• In politics, the states > often legitimated in terms of
masculine characteristics: striving for power and
autonomy, protecting its citizens form dangers
Feminism - V

• Gender dualism in society

– Dividing necessary social activities between
men and women
• E.g., since women are associated with the private
sphere, seen as ‘natural’ to be ‘caregivers’
• Men’s association with the public space makes
them naturally ‘breadwinners’
– Feminism > Questioning the naturalness of
these dichotomized distinctions
• with consequences – for women, men, and for
Feminism – Gender in Politics

• Relationship between knowledge and

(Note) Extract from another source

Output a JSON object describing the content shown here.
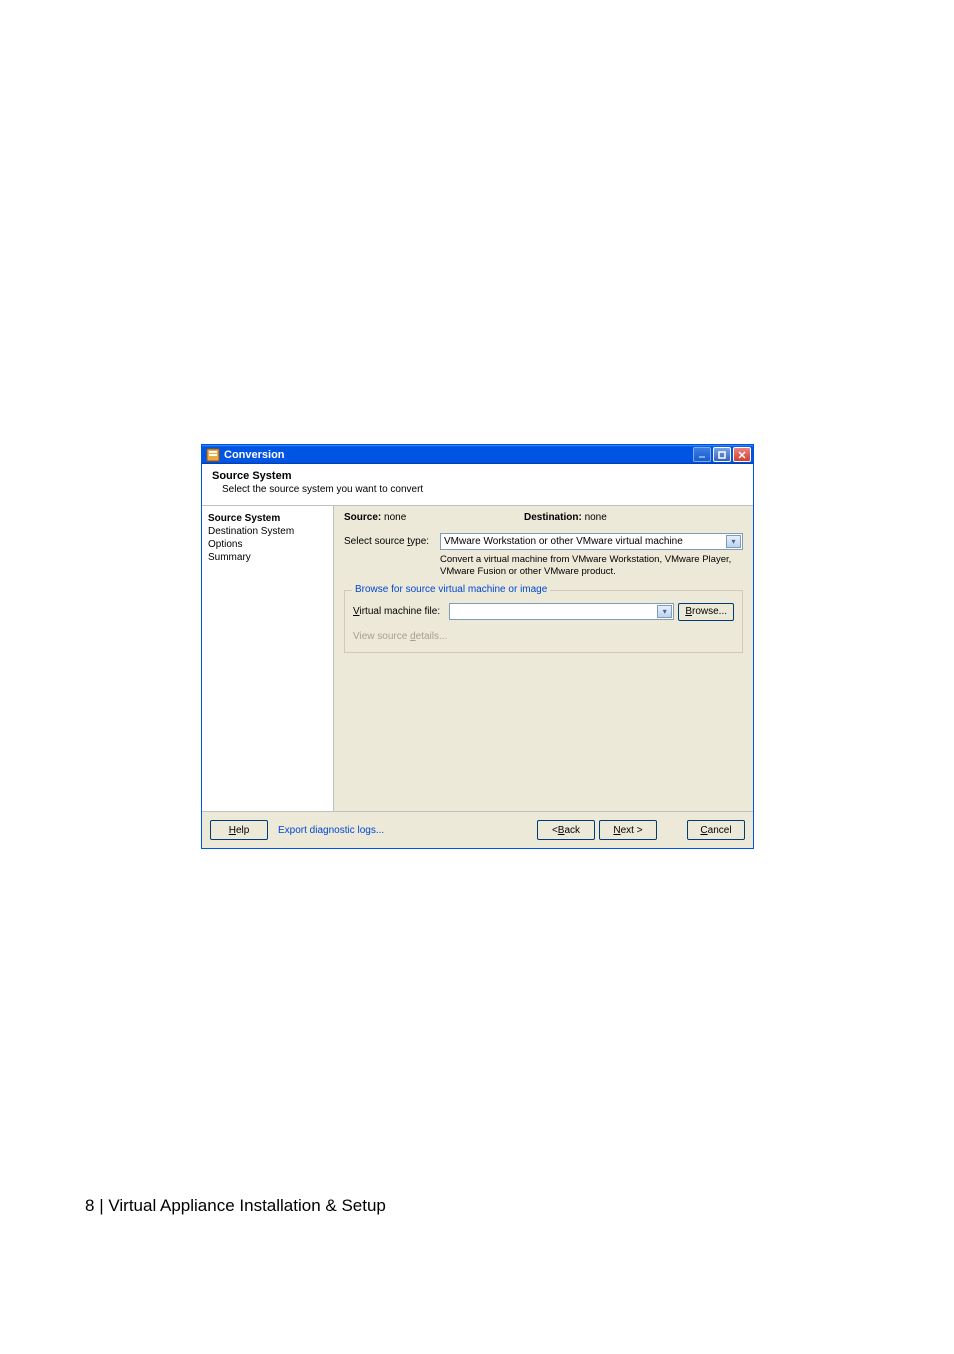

– Knowledge has been created by men, and it
is about men
– Feminist focus on social relations, particularly
gender relations
• Seeing a political system constituted by socially
constructed gender hierarchies which contribute
to gender subordination
Feminism: Gender in Politics - II

• Relationship between knowledge and

power (II)
– Gender hierarchies at the center of
examination of politics
• To understand (at the micro-level) how the lives of
individuals (especially marginalized ones) affect
and are affected by politics
Feminism - Theories

• Liberal feminism
– Focus on the subordinate position of
women in politics & investigating the causes
of this subordination within a positivist
• What might a state with more women in positions
of power look like?
• Whether there is a relationship between gender
inequality and state’s use of violence?
Feminism - Theories

• Critical feminism
– Focus on the ideational and material
manifestations of gendered identities and
gendered power in politics
– Emancipatory – to identify existing power
relations with the intention of changing them
Feminism – Theories

• Feminist constructivism
– Focus on the way that ideas about gender
shape and are shaped by global politics
– Gender as an institution/construct that
codifies power at every level of global politics
Non-western ideological trends

• Postcolonialism

• Religious fundamentalism

• Asian values

• Beyond dualism
Thank you!

• Questions & comments?

Up next

• Politics and the State